### Exercise brief:
Please show every line from the entries that carries the word "true".
[Opening Provided material section]
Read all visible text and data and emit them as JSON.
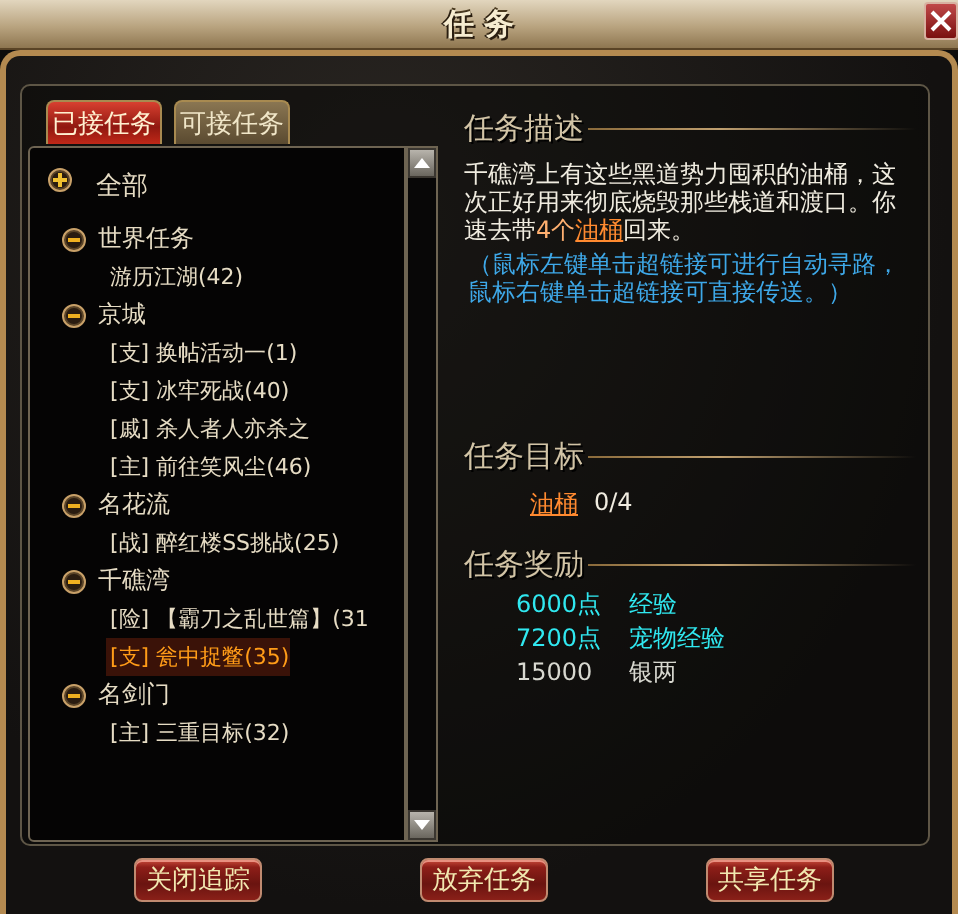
{
  "window": {
    "title": "任 务"
  },
  "tabs": [
    {
      "label": "已接任务",
      "selected": true
    },
    {
      "label": "可接任务",
      "selected": false
    }
  ],
  "tree": {
    "label": "全部",
    "kind": "root",
    "children": [
      {
        "label": "世界任务",
        "kind": "group",
        "children": [
          {
            "label": "游历江湖(42)",
            "selected": false
          }
        ]
      },
      {
        "label": "京城",
        "kind": "group",
        "children": [
          {
            "label": "[支] 换帖活动一(1)",
            "selected": false
          },
          {
            "label": "[支] 冰牢死战(40)",
            "selected": false
          },
          {
            "label": "[戚] 杀人者人亦杀之",
            "selected": false
          },
          {
            "label": "[主] 前往笑风尘(46)",
            "selected": false
          }
        ]
      },
      {
        "label": "名花流",
        "kind": "group",
        "children": [
          {
            "label": "[战] 醉红楼SS挑战(25)",
            "selected": false
          }
        ]
      },
      {
        "label": "千礁湾",
        "kind": "group",
        "children": [
          {
            "label": "[险] 【霸刀之乱世篇】(31",
            "selected": false
          },
          {
            "label": "[支] 瓮中捉鳖(35)",
            "selected": true
          }
        ]
      },
      {
        "label": "名剑门",
        "kind": "group",
        "children": [
          {
            "label": "[主] 三重目标(32)",
            "selected": false
          }
        ]
      }
    ]
  },
  "description": {
    "heading": "任务描述",
    "segments": [
      {
        "kind": "text",
        "text": "千礁湾上有这些黑道势力囤积的油桶，这次正好用来彻底烧毁那些栈道和渡口。你速去带"
      },
      {
        "kind": "count",
        "text": "4个"
      },
      {
        "kind": "link",
        "text": "油桶"
      },
      {
        "kind": "text",
        "text": "回来。"
      }
    ],
    "hint": "（鼠标左键单击超链接可进行自动寻路，鼠标右键单击超链接可直接传送。）"
  },
  "objective": {
    "heading": "任务目标",
    "target": "油桶",
    "progress": "0/4"
  },
  "rewards": {
    "heading": "任务奖励",
    "items": [
      {
        "amount": "6000点",
        "label": "经验",
        "color": "#30e8f0"
      },
      {
        "amount": "7200点",
        "label": "宠物经验",
        "color": "#30e8f0"
      },
      {
        "amount": "15000",
        "label": "银两",
        "color": "#d8d8d0"
      }
    ]
  },
  "buttons": [
    "关闭追踪",
    "放弃任务",
    "共享任务"
  ]
}
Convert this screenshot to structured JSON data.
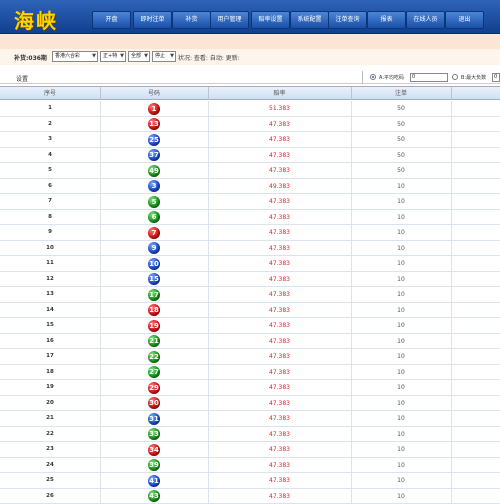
{
  "header": {
    "logo": "海峡",
    "nav": [
      "开盘",
      "即时注单",
      "补货",
      "用户管理",
      "赔率设置",
      "系统配置",
      "注单查询",
      "报表",
      "在线人员",
      "退出"
    ]
  },
  "filters": {
    "label": "补货:036期",
    "selects": [
      "香港六合彩",
      "正+特",
      "全部",
      "停止"
    ],
    "note": "状况: 查看: 自动: 更新:"
  },
  "settings": {
    "title": "设置",
    "option_a": "A:平均吃码",
    "option_a_value": "0",
    "option_b": "B:最大负数",
    "option_b_value": "0"
  },
  "table": {
    "headers": [
      "序号",
      "号码",
      "赔率",
      "注单"
    ],
    "rows": [
      {
        "idx": "1",
        "num": "1",
        "color": "red",
        "odds": "51.383",
        "amt": "50"
      },
      {
        "idx": "2",
        "num": "13",
        "color": "red",
        "odds": "47.383",
        "amt": "50"
      },
      {
        "idx": "3",
        "num": "25",
        "color": "blue",
        "odds": "47.383",
        "amt": "50"
      },
      {
        "idx": "4",
        "num": "37",
        "color": "blue",
        "odds": "47.383",
        "amt": "50"
      },
      {
        "idx": "5",
        "num": "49",
        "color": "green",
        "odds": "47.383",
        "amt": "50"
      },
      {
        "idx": "6",
        "num": "3",
        "color": "blue",
        "odds": "49.383",
        "amt": "10"
      },
      {
        "idx": "7",
        "num": "5",
        "color": "green",
        "odds": "47.383",
        "amt": "10"
      },
      {
        "idx": "8",
        "num": "6",
        "color": "green",
        "odds": "47.383",
        "amt": "10"
      },
      {
        "idx": "9",
        "num": "7",
        "color": "red",
        "odds": "47.383",
        "amt": "10"
      },
      {
        "idx": "10",
        "num": "9",
        "color": "blue",
        "odds": "47.383",
        "amt": "10"
      },
      {
        "idx": "11",
        "num": "10",
        "color": "blue",
        "odds": "47.383",
        "amt": "10"
      },
      {
        "idx": "12",
        "num": "15",
        "color": "blue",
        "odds": "47.383",
        "amt": "10"
      },
      {
        "idx": "13",
        "num": "17",
        "color": "green",
        "odds": "47.383",
        "amt": "10"
      },
      {
        "idx": "14",
        "num": "18",
        "color": "red",
        "odds": "47.383",
        "amt": "10"
      },
      {
        "idx": "15",
        "num": "19",
        "color": "red",
        "odds": "47.383",
        "amt": "10"
      },
      {
        "idx": "16",
        "num": "21",
        "color": "green",
        "odds": "47.383",
        "amt": "10"
      },
      {
        "idx": "17",
        "num": "22",
        "color": "green",
        "odds": "47.383",
        "amt": "10"
      },
      {
        "idx": "18",
        "num": "27",
        "color": "green",
        "odds": "47.383",
        "amt": "10"
      },
      {
        "idx": "19",
        "num": "29",
        "color": "red",
        "odds": "47.383",
        "amt": "10"
      },
      {
        "idx": "20",
        "num": "30",
        "color": "red",
        "odds": "47.383",
        "amt": "10"
      },
      {
        "idx": "21",
        "num": "31",
        "color": "blue",
        "odds": "47.383",
        "amt": "10"
      },
      {
        "idx": "22",
        "num": "33",
        "color": "green",
        "odds": "47.383",
        "amt": "10"
      },
      {
        "idx": "23",
        "num": "34",
        "color": "red",
        "odds": "47.383",
        "amt": "10"
      },
      {
        "idx": "24",
        "num": "39",
        "color": "green",
        "odds": "47.383",
        "amt": "10"
      },
      {
        "idx": "25",
        "num": "41",
        "color": "blue",
        "odds": "47.383",
        "amt": "10"
      },
      {
        "idx": "26",
        "num": "43",
        "color": "green",
        "odds": "47.383",
        "amt": "10"
      }
    ]
  }
}
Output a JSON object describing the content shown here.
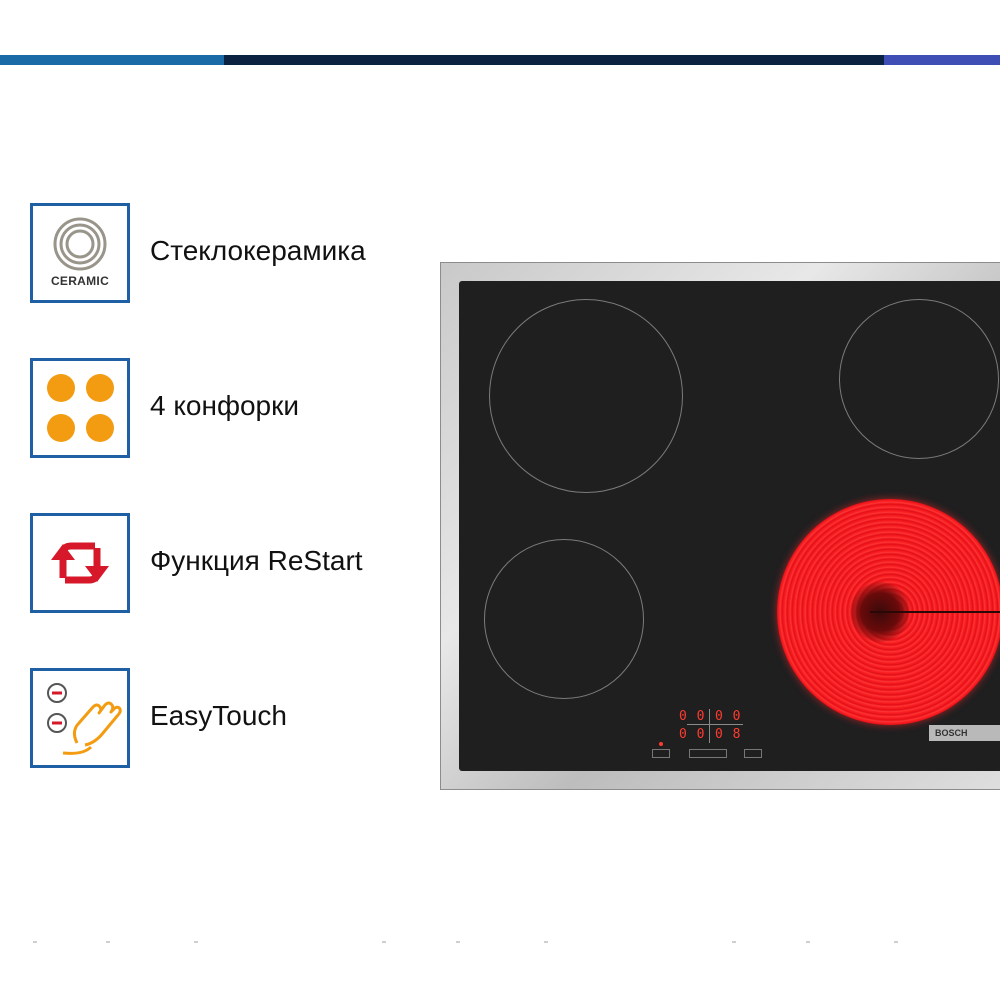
{
  "features": [
    {
      "label": "Стеклокерамика",
      "icon": "ceramic-rings-icon",
      "icon_text": "CERAMIC"
    },
    {
      "label": "4 конфорки",
      "icon": "four-burners-icon"
    },
    {
      "label": "Функция ReStart",
      "icon": "restart-arrows-icon"
    },
    {
      "label": "EasyTouch",
      "icon": "easytouch-hand-icon"
    }
  ],
  "colors": {
    "frame_blue": "#1f5fa3",
    "burner_orange": "#f39c12",
    "restart_red": "#d6182a",
    "topbar_left": "#1b6aa8",
    "topbar_dark": "#0b2240",
    "topbar_right": "#3f4eb5"
  },
  "product": {
    "brand": "BOSCH",
    "display_left": "0 0",
    "display_right": "0 0",
    "display_left_bottom": "0 0",
    "display_right_bottom": "0 8"
  }
}
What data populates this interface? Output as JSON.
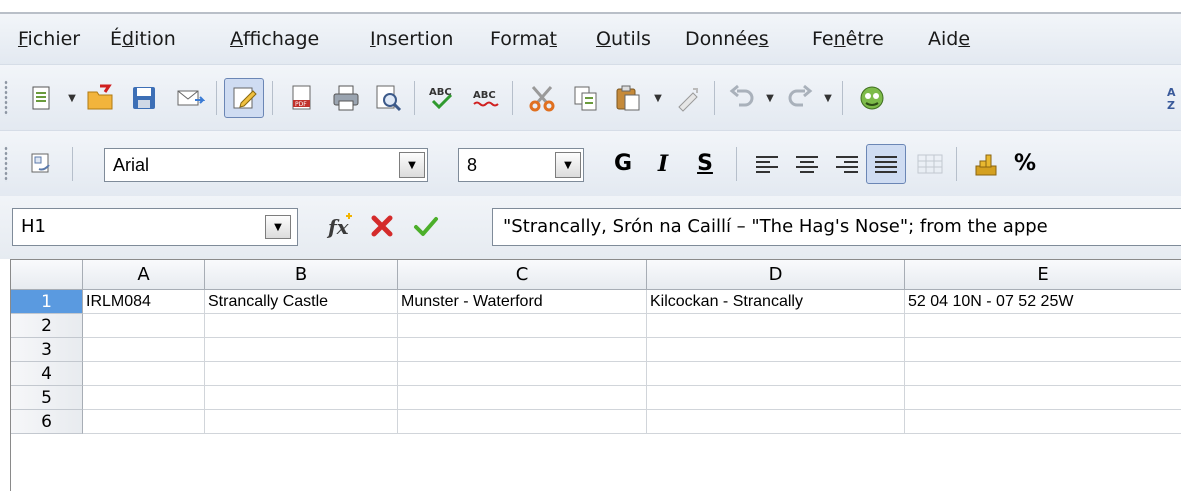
{
  "menubar": {
    "items": [
      {
        "label": "Fichier",
        "mnemonic": "F"
      },
      {
        "label": "Édition",
        "mnemonic": "d"
      },
      {
        "label": "Affichage",
        "mnemonic": "A"
      },
      {
        "label": "Insertion",
        "mnemonic": "I"
      },
      {
        "label": "Format",
        "mnemonic": "t"
      },
      {
        "label": "Outils",
        "mnemonic": "O"
      },
      {
        "label": "Données",
        "mnemonic": "s"
      },
      {
        "label": "Fenêtre",
        "mnemonic": "n"
      },
      {
        "label": "Aide",
        "mnemonic": "e"
      }
    ]
  },
  "toolbar_standard": {
    "icons": [
      "new-document-icon",
      "open-folder-icon",
      "save-icon",
      "email-icon",
      "edit-mode-icon",
      "export-pdf-icon",
      "print-icon",
      "page-preview-icon",
      "spellcheck-icon",
      "autospellcheck-icon",
      "cut-icon",
      "copy-icon",
      "paste-icon",
      "clone-format-icon",
      "undo-icon",
      "redo-icon",
      "navigator-icon",
      "sort-icon"
    ]
  },
  "toolbar_format": {
    "font_name": "Arial",
    "font_size": "8",
    "bold_label": "G",
    "italic_label": "I",
    "underline_label": "S",
    "percent_label": "%"
  },
  "formula_bar": {
    "name_box": "H1",
    "content": "\"Strancally, Srón na Caillí – \"The Hag's Nose\"; from the appe"
  },
  "sheet": {
    "columns": [
      "A",
      "B",
      "C",
      "D",
      "E"
    ],
    "rows": [
      "1",
      "2",
      "3",
      "4",
      "5",
      "6"
    ],
    "selected_row": "1",
    "row1": [
      "IRLM084",
      "Strancally Castle",
      "Munster - Waterford",
      "Kilcockan - Strancally",
      "52 04 10N - 07 52 25W"
    ]
  },
  "colors": {
    "selection": "#5a9ae0",
    "toolbar_bg": "#e8edf3"
  }
}
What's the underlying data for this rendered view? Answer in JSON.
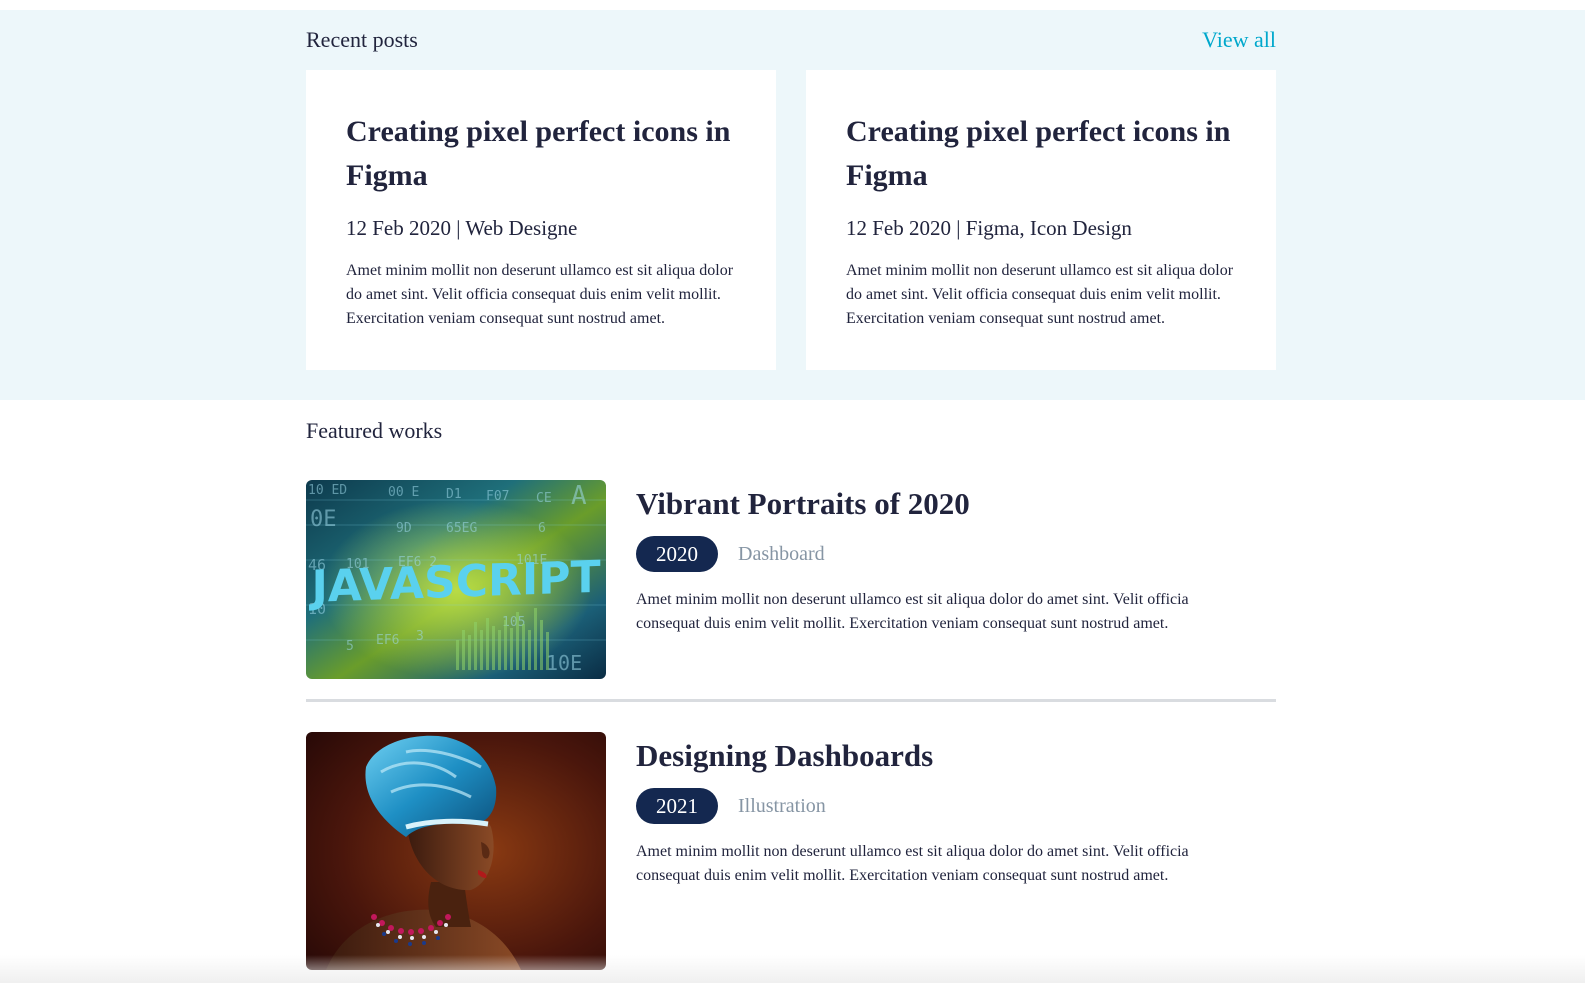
{
  "recent_posts": {
    "title": "Recent posts",
    "view_all_label": "View all",
    "posts": [
      {
        "title": "Creating pixel perfect icons in Figma",
        "meta": "12 Feb 2020 | Web Designe",
        "excerpt": "Amet minim mollit non deserunt ullamco est sit aliqua dolor do amet sint. Velit officia consequat duis enim velit mollit. Exercitation veniam consequat sunt nostrud amet."
      },
      {
        "title": "Creating pixel perfect icons in Figma",
        "meta": "12 Feb 2020 | Figma, Icon Design",
        "excerpt": "Amet minim mollit non deserunt ullamco est sit aliqua dolor do amet sint. Velit officia consequat duis enim velit mollit. Exercitation veniam consequat sunt nostrud amet."
      }
    ]
  },
  "featured_works": {
    "title": "Featured works",
    "works": [
      {
        "title": "Vibrant Portraits of 2020",
        "year": "2020",
        "category": "Dashboard",
        "description": "Amet minim mollit non deserunt ullamco est sit aliqua dolor do amet sint. Velit officia consequat duis enim velit mollit. Exercitation veniam consequat sunt nostrud amet.",
        "image_text": "JAVASCRIPT",
        "image_code_text": [
          "10 ED",
          "00 E",
          "D1",
          "F07",
          "CE",
          "0E",
          "A",
          "9D",
          "65EG",
          "6",
          "46",
          "101",
          "EF6 2",
          "101E",
          "10",
          "3",
          "105",
          "5",
          "EF6",
          "10E"
        ]
      },
      {
        "title": "Designing Dashboards",
        "year": "2021",
        "category": "Illustration",
        "description": "Amet minim mollit non deserunt ullamco est sit aliqua dolor do amet sint. Velit officia consequat duis enim velit mollit. Exercitation veniam consequat sunt nostrud amet."
      }
    ]
  },
  "colors": {
    "accent": "#00a8cc",
    "badge": "#142850",
    "section_bg": "#edf7fa",
    "text": "#21243d",
    "muted": "#8695a4"
  }
}
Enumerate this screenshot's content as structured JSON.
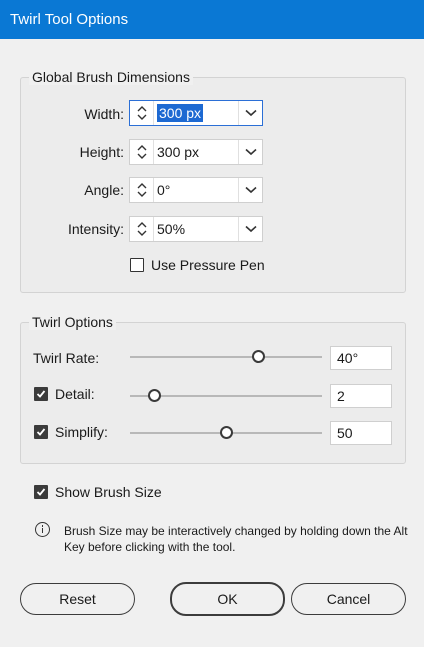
{
  "dialog": {
    "title": "Twirl Tool Options"
  },
  "brush": {
    "group_label": "Global Brush Dimensions",
    "width": {
      "label": "Width:",
      "value": "300 px"
    },
    "height": {
      "label": "Height:",
      "value": "300 px"
    },
    "angle": {
      "label": "Angle:",
      "value": "0°"
    },
    "intensity": {
      "label": "Intensity:",
      "value": "50%"
    },
    "pressure_pen": {
      "label": "Use Pressure Pen",
      "checked": false
    }
  },
  "twirl": {
    "group_label": "Twirl Options",
    "rate": {
      "label": "Twirl Rate:",
      "value": "40°",
      "slider_fraction": 0.67
    },
    "detail": {
      "label": "Detail:",
      "value": "2",
      "checked": true,
      "slider_fraction": 0.13
    },
    "simplify": {
      "label": "Simplify:",
      "value": "50",
      "checked": true,
      "slider_fraction": 0.5
    }
  },
  "show_brush_size": {
    "label": "Show Brush Size",
    "checked": true
  },
  "info": {
    "icon": "info-icon",
    "text": "Brush Size may be interactively changed by holding down the Alt Key before clicking with the tool."
  },
  "buttons": {
    "reset": "Reset",
    "ok": "OK",
    "cancel": "Cancel"
  },
  "colors": {
    "titlebar": "#0a78d4",
    "selection": "#1d69d2",
    "focus_border": "#2b6fd6"
  }
}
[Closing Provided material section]
### Response area:
      "selected": true
            "selected": true
      "checked": true,
      "checked": true,
    "checked": true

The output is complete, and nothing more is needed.